▸ **What is required**
The answer should contain every record below, output exactly.
───── Information given
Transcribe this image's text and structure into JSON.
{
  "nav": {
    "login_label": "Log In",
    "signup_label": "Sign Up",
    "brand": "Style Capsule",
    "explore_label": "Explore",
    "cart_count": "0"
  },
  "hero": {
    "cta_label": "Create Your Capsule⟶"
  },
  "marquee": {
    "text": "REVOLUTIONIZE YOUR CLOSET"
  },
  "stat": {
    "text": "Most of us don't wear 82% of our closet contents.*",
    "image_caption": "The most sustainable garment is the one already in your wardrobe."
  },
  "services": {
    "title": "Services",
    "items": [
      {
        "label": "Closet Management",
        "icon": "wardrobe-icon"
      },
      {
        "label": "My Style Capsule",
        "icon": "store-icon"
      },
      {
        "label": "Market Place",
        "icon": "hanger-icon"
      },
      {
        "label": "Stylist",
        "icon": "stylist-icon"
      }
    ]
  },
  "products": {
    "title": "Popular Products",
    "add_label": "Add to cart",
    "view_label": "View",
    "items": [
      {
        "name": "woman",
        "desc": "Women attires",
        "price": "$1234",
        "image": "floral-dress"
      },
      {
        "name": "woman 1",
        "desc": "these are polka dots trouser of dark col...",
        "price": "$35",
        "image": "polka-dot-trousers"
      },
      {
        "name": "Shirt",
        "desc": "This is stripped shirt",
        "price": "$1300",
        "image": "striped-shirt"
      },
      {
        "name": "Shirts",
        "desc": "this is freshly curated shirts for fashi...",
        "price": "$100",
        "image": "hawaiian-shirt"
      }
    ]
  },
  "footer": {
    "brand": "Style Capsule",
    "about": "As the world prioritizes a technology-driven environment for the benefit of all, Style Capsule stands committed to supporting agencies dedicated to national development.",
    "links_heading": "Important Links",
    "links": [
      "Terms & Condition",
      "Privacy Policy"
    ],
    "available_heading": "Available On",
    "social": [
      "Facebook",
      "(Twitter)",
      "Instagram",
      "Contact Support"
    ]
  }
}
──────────
▸ **Response**
Transcribe this image's text and structure into JSON.
{
  "nav": {
    "login_label": "Log In",
    "signup_label": "Sign Up",
    "brand": "Style Capsule",
    "explore_label": "Explore",
    "cart_count": "0"
  },
  "hero": {
    "cta_label": "Create Your Capsule⟶"
  },
  "marquee": {
    "text": "REVOLUTIONIZE YOUR CLOSET"
  },
  "stat": {
    "text": "Most of us don't wear 82% of our closet contents.*",
    "image_caption": "The most sustainable garment is the one already in your wardrobe."
  },
  "services": {
    "title": "Services",
    "items": [
      {
        "label": "Closet Management",
        "icon": "wardrobe-icon"
      },
      {
        "label": "My Style Capsule",
        "icon": "store-icon"
      },
      {
        "label": "Market Place",
        "icon": "hanger-icon"
      },
      {
        "label": "Stylist",
        "icon": "stylist-icon"
      }
    ]
  },
  "products": {
    "title": "Popular Products",
    "add_label": "Add to cart",
    "view_label": "View",
    "items": [
      {
        "name": "woman",
        "desc": "Women attires",
        "price": "$1234",
        "image": "floral-dress"
      },
      {
        "name": "woman 1",
        "desc": "these are polka dots trouser of dark col...",
        "price": "$35",
        "image": "polka-dot-trousers"
      },
      {
        "name": "Shirt",
        "desc": "This is stripped shirt",
        "price": "$1300",
        "image": "striped-shirt"
      },
      {
        "name": "Shirts",
        "desc": "this is freshly curated shirts for fashi...",
        "price": "$100",
        "image": "hawaiian-shirt"
      }
    ]
  },
  "footer": {
    "brand": "Style Capsule",
    "about": "As the world prioritizes a technology-driven environment for the benefit of all, Style Capsule stands committed to supporting agencies dedicated to national development.",
    "links_heading": "Important Links",
    "links": [
      "Terms & Condition",
      "Privacy Policy"
    ],
    "available_heading": "Available On",
    "social": [
      "Facebook",
      "(Twitter)",
      "Instagram",
      "Contact Support"
    ]
  }
}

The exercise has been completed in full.